Few things are more boring than the endless expressions of gratitude that pass for acceptance speeches at awards shows. Thank you to “my agent”…“my children”… “my 8th grade social studies teacher”… blahblahblah.

And then there was Frances McDormand. She got a round of applause (and some laughter) when she took the mic at the Oscars and announced, “I’ve got some things to say.”

The quirky actor is known for speaking her mind. I’ve got some things to say about that. And about what it has to do with you.

This year’s Oscar broadcast was mostly a snoozefest. You may have tuned out early—or maybe you never turned it on in the first place; the audience for these things gets smaller every year. If you missed the Best Actress award, you can catch up here.

When they announced McDormand as the winner, I sat up and paid attention. I’d been hoping she’d win…and not only because I thought she was terrific in “Three Billboards Outside Ebbing Missouri.” I was rooting for her because I expected her to be way more interesting than her Hollywood colleagues.

I wasn’t alone. There was a charge in the room when her name was announced. Frances McDormand—no telling what she might say.

The audience perks up when you’re unpredictable.

People tune out when speakers tread familiar ground. If they’ve heard it all before, they’re not all that interested in hearing it again from you.

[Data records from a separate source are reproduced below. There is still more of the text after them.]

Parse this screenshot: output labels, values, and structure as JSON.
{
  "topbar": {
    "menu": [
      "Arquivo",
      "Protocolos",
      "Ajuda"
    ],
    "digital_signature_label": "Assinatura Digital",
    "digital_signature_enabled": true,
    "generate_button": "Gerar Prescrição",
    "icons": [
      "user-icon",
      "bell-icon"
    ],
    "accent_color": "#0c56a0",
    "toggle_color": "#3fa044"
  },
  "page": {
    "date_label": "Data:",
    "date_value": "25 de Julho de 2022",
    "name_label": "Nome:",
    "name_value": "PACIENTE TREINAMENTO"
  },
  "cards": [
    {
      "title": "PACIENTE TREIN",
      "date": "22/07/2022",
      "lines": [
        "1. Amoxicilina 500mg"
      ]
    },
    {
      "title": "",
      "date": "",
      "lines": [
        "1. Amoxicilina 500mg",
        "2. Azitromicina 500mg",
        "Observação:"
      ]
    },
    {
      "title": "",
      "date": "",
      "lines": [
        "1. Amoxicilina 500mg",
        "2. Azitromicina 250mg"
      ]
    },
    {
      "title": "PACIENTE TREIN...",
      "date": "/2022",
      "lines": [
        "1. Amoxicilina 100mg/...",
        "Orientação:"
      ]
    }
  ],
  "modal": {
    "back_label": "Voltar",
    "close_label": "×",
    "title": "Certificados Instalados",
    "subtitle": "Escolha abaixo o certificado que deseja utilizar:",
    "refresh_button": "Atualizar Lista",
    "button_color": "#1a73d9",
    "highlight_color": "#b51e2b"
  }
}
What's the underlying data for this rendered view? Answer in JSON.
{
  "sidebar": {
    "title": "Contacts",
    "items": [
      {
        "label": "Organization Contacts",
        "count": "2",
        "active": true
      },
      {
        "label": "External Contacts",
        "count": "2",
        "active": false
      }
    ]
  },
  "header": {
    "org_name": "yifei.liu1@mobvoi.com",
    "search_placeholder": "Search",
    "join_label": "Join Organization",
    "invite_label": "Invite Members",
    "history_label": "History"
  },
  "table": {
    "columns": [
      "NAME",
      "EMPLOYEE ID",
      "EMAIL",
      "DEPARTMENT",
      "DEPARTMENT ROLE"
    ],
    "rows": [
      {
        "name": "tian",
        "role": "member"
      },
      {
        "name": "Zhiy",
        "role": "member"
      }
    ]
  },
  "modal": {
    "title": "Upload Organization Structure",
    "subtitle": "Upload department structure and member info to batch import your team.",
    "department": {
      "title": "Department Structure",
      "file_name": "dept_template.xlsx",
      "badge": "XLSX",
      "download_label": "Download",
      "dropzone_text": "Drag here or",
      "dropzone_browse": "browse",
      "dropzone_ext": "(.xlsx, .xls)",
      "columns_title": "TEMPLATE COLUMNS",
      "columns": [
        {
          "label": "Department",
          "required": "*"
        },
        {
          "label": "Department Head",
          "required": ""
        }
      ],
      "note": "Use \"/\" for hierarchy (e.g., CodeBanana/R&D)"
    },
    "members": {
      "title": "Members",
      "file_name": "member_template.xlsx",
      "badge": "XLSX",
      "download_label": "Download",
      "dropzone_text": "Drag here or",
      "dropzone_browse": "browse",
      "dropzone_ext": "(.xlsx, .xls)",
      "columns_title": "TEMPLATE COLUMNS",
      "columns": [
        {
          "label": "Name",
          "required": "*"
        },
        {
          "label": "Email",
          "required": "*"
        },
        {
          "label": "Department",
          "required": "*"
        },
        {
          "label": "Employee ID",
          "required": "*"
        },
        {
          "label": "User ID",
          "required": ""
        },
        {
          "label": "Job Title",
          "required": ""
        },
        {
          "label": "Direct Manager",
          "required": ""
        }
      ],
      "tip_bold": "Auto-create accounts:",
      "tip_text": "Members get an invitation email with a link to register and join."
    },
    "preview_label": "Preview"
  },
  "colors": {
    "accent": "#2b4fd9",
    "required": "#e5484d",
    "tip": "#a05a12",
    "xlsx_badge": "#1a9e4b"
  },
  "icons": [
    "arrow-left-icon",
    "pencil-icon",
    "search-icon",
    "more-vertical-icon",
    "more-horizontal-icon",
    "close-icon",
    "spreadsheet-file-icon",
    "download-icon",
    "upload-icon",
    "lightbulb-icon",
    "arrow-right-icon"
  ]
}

You’ll be much more successful in front of the room if you develop a reputation for saying fresh things. Or even saying the same, familiar thing in a new and different way.

But attention isn’t always positive.

Of course, not everyone was impressed by the Oscar winner’s appearance or her speech. I saw comments on Facebook like “Francis McDormand looks like she’s on meth.” Talk show host Michael Medved tweeted, “it’s ludicrous to see the women of H’wood as an oppressed group of perennial victims.”

When you put your point of view out there, some will disagree. And some who disagree may mock you or insult you or slam you on social media.

On balance, though, polarizing is a plus.

Quick, who won the Oscar for Best Actor? If you had to think about it for a moment, you wouldn’t be the only one. Gary Oldman is a talented actor, he did a great job portraying Winston Churchill, and I couldn’t tell you a thing about his acceptance speech. I heard it, but it went in one ear and out the other.

Consider this. Google reports 15-million search results for “Best Actor 2018.” They list more than three times that many for “Best Actress 2018.”

The post-Oscars conversation is all about Frances McDormand, her natural look, and her call for female stars to insist on inclusion riders in their contracts. Those clauses set a requirement for diversity in front of the camera and behind it. They also penalize studios for falling short.

Yes, the whole idea of inclusion riders is controversial—and McDormand waded right into it without hesitation. What about you? How can you stake out a polarizing position when you’re speaking? Or does the very idea scare you?

Realize that you are more likely to attract raving fans when you’re willing to attract nay-sayers.

The spotlight is not a zero-sum game.

An Academy Awards acceptance speech is the winner’s chance to shine. To soak up the applause. For those few moments, the winner is the star.

What did Frances McDormand do? She invited every woman nominated for any award to stand up with her. For a moment, it seemed nobody quite knew how to respond. So she told Meryl Streep, “If you do it, everybody else will.”

Streep did and they did. Actors, producers, cinematographers, writers, composers, costume designers—a roomful of women standing and applauding for each other as McDormand said, “We all have stories to tell and projects we need financed.”

Did that diminish the accolades for McDormand? Not even a little bit. People have been talking about her including others in her big moment ever since then.

When you acknowledge fellow-speakers, refer to other parts of a program, or direct an audience’s attention to a colleague…you are not in any way minimized. To the contrary, the shared spotlight shines brighter.

So…do you have some things to say?

Now’s the time to start saying them. Let go of the need to fit in or play small or be like everyone else. Take Frances McDormand’s acceptance speech as inspiration, and get ready to step into the spotlight yourself.

Oh, and post a comment below and share your plans with us.